“This is the first time that the college has embarked on such a robust process for measuring Core Educational Competency In Reading Things In Books And Writing About Them, and we really can’t do it without your mandated participation. We have devised this rubric in consultation with the Office of Institutional Research About the Institution, which tirelessly gathers data and then enters it into spreadsheets. Please see their Statement of Very Worthy Goals in attachment 6.”
“Imagine a society in which money has been banished. A society in which you would be arrested if you wear eyeglasses, if you wear ties, or if you speak a foreign language.” The Coffin Factory's Randy Rosenthal takes a look at Rithy Panh’s The Elimination, an autobiography focused on his adolescence during the reign of Cambodia’s Khmer Rouge.
This week, Granta redesigned its website, which now boasts a spiffy black-and-white aesthetic. If you’re looking for an excuse to check it out, you could do worse than reading Year in Reading alum Hari Kunzru’s “Drone,” a story which appears in their India issue. (They’re also highlighting great pieces from their archives, among them the story “Night” by Alice Munro.)
“At the outset, Nair is in Sierra Leone to keep tabs on his old friend and uses the occasion to practice a little freelance extortion, stealing unspecified multinational secrets on a flash drive and sending them back to his girlfriend in Amsterdam. The first 50 pages are like a Johnsonian take on Graham Greene’s humid morality-play potboilers. Nair keeps meeting shifty European acquaintances and distrusting everything they say.” John Lingan reviews Denis Johnson’s new novel.
After winning The International Design Association's 2012 Library Interior Design Competition, MS&R won funding to convert an abandoned Walmart in McAllen, Texas into a sprawling 124,500 square foot library. McAllen now home to the United States' largest single-story library.
With the help of Johnny Depp, author Douglas Brinkley plans to release Woody Guthrie’s unpublished novel House of Earth next year. Guthrie finished the manuscript—which should yield a finished book about 250-pages long—in 1947, and it concerns a couple from West Texas who fight against banks and lumber companies.

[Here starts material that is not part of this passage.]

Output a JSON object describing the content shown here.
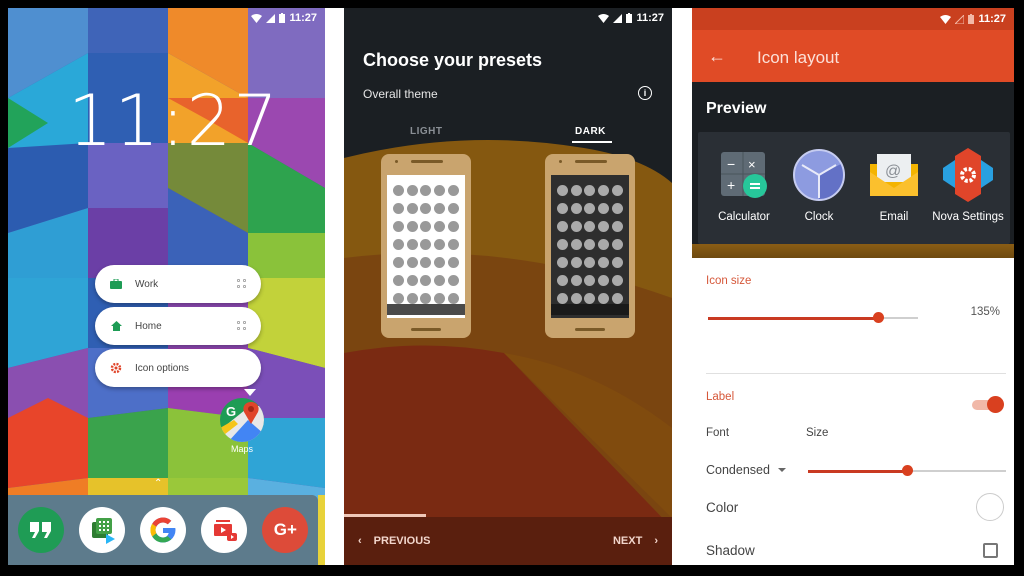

Michael K. Williams, best known to some as The Wire’s Omar Little or Boardwalk Empire’s Chalky White, talks publicly for the first time about his battles with addiction, and how his stint on the Baltimore crime drama coincided with some of the lowest points in his life. “I suffered from a huge identity crisis,” Williams says. “In the end, I was more comfortable with Omar’s skin than my own. That was a problem.”